■ **TASK REQUIREMENTS**
Please find every line in the entries below that contains the string "Scheduled", and copy it.

■ **MATERIAL FOR THE TASK**
= = =
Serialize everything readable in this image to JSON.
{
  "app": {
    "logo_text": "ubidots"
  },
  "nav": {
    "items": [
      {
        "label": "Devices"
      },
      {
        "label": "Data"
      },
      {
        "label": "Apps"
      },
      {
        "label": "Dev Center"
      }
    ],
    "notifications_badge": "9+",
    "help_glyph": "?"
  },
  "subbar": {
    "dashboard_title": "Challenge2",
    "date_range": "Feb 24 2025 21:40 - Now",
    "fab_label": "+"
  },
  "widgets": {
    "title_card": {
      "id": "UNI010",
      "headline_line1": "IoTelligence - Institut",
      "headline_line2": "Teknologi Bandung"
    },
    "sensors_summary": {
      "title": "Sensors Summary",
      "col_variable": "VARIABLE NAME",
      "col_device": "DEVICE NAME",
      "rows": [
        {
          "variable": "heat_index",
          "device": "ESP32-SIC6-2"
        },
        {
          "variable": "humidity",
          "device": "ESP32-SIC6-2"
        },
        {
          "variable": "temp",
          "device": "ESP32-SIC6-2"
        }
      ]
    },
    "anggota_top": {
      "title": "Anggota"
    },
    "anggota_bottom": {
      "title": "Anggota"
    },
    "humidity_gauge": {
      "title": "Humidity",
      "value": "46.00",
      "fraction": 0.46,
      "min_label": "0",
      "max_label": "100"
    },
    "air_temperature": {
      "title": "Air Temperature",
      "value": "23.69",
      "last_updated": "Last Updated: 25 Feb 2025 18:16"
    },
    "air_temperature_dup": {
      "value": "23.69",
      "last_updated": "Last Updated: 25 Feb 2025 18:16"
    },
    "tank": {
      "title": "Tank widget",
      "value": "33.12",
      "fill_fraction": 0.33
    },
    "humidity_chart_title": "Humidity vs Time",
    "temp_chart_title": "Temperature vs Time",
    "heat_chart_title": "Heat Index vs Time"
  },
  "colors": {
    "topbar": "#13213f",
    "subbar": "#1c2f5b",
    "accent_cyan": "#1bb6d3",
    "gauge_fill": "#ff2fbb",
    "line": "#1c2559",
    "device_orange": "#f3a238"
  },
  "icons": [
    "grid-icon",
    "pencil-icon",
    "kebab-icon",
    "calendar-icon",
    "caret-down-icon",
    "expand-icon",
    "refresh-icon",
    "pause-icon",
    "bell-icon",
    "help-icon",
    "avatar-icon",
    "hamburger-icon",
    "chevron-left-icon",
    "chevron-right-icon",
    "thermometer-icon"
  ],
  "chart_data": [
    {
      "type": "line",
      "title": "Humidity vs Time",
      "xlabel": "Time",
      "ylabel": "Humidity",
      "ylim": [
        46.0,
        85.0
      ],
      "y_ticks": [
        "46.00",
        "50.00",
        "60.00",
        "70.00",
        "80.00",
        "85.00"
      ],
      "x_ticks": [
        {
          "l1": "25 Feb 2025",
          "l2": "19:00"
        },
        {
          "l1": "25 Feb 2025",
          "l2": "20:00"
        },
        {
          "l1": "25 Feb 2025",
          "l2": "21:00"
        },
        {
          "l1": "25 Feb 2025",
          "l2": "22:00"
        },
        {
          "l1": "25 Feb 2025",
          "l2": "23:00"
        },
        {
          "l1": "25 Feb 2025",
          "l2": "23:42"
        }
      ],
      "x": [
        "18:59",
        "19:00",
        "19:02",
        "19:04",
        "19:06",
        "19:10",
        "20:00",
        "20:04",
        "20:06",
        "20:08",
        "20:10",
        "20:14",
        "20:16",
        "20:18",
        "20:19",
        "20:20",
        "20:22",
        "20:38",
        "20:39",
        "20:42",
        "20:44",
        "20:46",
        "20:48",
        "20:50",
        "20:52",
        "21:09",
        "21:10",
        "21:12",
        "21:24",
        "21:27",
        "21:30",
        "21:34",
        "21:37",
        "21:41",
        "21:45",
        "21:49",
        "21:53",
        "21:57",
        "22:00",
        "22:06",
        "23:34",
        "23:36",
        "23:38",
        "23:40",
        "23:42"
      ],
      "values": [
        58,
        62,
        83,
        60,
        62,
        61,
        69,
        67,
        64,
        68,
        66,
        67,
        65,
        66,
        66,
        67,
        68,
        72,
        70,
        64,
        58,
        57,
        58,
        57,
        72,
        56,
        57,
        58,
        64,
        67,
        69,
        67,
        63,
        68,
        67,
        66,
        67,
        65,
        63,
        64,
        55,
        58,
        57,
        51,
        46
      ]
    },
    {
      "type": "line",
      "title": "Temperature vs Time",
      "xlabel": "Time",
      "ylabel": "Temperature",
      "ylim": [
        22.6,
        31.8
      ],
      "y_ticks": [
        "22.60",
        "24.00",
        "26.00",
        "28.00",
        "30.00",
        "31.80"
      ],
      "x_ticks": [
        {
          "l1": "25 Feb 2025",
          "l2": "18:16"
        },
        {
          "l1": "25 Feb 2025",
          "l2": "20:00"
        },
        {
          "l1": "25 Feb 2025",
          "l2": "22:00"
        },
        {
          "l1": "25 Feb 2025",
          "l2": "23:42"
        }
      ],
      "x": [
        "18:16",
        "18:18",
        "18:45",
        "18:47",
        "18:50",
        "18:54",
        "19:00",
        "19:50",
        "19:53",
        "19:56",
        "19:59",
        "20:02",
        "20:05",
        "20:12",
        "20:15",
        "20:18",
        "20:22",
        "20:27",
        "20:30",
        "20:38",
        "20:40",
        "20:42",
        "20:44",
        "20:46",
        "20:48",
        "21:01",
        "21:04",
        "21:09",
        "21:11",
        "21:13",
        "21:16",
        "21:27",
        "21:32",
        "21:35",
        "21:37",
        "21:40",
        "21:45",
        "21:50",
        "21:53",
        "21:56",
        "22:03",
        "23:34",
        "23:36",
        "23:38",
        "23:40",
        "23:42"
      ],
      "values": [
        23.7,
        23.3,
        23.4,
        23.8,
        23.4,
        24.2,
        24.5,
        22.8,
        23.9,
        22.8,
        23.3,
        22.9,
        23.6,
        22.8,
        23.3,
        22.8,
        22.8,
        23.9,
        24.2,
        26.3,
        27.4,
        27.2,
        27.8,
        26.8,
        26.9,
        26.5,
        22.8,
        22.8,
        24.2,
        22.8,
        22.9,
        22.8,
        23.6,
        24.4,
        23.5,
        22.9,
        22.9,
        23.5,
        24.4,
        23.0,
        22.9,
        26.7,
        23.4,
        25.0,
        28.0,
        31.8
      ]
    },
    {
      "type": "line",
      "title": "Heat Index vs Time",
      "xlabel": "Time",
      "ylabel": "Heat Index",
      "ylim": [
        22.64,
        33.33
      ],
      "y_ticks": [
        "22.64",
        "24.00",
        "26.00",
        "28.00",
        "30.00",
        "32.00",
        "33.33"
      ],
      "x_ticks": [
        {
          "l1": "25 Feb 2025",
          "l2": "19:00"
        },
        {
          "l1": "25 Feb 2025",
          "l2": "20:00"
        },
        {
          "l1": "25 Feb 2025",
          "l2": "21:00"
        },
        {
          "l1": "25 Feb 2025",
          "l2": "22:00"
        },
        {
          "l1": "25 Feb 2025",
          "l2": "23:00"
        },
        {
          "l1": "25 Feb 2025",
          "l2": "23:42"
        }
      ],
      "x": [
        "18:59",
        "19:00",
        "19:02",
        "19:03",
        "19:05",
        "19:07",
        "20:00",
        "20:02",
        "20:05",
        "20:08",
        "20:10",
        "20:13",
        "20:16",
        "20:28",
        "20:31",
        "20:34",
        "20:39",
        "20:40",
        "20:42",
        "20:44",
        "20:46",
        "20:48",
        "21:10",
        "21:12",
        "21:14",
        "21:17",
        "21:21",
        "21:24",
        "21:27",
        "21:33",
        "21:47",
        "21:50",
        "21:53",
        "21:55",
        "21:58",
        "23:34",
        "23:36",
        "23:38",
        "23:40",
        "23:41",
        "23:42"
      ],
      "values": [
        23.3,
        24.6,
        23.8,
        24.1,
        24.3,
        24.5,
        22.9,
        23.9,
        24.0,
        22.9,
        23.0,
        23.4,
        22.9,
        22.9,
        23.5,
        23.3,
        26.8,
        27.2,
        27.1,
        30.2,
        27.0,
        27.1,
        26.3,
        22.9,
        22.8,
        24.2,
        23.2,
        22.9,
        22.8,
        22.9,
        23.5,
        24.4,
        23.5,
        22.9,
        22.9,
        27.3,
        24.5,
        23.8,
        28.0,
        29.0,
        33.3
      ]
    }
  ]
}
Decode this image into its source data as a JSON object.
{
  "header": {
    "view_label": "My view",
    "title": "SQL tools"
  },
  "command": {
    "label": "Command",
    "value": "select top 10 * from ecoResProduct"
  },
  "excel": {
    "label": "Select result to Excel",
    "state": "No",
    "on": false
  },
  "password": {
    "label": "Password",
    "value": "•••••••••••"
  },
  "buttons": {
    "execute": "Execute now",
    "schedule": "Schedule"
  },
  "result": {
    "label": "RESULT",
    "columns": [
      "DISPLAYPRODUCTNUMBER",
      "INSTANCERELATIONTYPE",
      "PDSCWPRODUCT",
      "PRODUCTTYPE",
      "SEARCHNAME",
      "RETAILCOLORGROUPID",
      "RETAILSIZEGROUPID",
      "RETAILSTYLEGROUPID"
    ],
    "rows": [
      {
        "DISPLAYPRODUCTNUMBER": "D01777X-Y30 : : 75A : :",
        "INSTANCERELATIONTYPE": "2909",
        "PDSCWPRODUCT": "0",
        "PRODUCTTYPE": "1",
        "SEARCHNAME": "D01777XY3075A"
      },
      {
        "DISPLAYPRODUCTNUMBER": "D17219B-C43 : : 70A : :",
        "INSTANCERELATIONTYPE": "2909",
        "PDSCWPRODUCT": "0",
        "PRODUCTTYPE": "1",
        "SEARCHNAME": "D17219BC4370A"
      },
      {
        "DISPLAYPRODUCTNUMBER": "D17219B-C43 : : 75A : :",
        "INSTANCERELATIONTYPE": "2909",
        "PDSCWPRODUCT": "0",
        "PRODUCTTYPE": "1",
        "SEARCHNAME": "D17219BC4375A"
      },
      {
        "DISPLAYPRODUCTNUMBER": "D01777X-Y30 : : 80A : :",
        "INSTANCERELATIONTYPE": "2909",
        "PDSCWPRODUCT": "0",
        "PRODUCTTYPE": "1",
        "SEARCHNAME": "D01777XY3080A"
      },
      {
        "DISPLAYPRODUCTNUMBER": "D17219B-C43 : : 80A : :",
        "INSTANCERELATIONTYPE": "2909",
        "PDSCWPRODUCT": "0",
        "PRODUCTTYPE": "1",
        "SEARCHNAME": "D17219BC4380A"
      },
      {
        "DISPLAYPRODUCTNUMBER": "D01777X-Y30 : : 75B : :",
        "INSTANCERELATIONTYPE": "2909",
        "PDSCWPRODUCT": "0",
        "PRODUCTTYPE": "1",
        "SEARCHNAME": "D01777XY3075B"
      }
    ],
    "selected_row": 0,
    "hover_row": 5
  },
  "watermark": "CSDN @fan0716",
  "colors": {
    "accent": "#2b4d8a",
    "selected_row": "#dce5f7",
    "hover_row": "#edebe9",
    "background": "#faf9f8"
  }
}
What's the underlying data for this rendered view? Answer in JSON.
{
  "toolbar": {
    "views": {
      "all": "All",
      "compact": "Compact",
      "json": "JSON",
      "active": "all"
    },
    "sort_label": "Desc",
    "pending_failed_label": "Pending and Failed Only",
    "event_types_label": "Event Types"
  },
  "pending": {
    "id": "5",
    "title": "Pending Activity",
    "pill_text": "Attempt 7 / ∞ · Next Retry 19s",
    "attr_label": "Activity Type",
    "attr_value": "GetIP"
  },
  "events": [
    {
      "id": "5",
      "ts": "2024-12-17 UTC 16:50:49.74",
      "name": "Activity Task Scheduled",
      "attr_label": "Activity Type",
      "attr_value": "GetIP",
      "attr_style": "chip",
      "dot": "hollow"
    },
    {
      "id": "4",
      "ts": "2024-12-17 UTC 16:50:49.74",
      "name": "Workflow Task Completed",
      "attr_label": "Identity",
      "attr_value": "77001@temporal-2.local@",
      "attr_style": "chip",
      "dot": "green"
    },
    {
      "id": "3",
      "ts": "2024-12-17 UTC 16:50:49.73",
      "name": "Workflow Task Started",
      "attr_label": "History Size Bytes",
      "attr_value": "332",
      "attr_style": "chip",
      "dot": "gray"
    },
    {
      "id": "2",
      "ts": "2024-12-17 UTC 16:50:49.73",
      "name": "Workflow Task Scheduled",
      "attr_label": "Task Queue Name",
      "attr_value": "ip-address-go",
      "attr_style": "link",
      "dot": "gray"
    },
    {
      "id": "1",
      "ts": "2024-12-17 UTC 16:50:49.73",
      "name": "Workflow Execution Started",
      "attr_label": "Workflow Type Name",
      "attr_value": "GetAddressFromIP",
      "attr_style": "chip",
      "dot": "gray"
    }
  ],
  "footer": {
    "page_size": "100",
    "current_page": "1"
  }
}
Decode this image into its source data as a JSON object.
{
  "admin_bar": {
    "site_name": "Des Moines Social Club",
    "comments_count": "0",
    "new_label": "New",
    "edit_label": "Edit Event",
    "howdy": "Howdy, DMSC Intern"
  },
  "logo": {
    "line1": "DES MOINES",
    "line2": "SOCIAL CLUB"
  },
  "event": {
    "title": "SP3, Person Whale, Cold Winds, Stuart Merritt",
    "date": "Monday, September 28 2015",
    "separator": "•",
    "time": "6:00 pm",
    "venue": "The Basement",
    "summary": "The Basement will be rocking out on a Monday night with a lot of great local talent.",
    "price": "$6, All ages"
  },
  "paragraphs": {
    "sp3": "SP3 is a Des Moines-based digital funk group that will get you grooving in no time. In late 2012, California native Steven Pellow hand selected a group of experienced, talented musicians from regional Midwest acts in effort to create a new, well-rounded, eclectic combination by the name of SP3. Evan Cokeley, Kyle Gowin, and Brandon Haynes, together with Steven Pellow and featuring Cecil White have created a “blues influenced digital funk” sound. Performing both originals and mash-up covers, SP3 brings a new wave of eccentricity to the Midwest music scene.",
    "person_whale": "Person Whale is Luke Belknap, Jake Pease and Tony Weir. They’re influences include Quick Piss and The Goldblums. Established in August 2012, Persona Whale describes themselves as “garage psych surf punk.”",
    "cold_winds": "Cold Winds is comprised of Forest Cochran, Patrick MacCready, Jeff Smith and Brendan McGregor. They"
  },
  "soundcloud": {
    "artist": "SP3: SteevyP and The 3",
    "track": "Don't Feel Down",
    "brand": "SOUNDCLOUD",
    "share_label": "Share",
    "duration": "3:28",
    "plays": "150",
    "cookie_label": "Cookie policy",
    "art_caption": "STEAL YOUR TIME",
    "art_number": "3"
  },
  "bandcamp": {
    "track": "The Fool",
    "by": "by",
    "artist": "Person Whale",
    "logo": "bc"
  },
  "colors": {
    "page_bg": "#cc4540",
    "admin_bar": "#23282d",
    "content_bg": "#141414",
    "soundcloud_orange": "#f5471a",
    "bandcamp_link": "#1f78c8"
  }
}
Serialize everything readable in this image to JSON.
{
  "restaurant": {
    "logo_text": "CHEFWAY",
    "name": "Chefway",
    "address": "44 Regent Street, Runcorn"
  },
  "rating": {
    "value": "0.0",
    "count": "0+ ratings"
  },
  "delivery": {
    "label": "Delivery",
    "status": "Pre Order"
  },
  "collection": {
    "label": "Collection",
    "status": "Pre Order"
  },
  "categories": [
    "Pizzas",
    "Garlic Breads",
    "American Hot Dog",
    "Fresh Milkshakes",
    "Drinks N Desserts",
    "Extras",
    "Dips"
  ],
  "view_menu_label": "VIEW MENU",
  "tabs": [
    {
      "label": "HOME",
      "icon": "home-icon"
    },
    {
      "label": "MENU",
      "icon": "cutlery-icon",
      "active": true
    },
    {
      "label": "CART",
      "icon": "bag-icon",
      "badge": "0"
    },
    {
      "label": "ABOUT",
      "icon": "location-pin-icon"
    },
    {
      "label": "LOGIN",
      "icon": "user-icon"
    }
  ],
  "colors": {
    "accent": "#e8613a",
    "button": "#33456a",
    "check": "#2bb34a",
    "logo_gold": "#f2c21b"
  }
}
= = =
■ **WORKED SOLUTION**
      "name": "Activity Task Scheduled",
      "name": "Workflow Task Scheduled",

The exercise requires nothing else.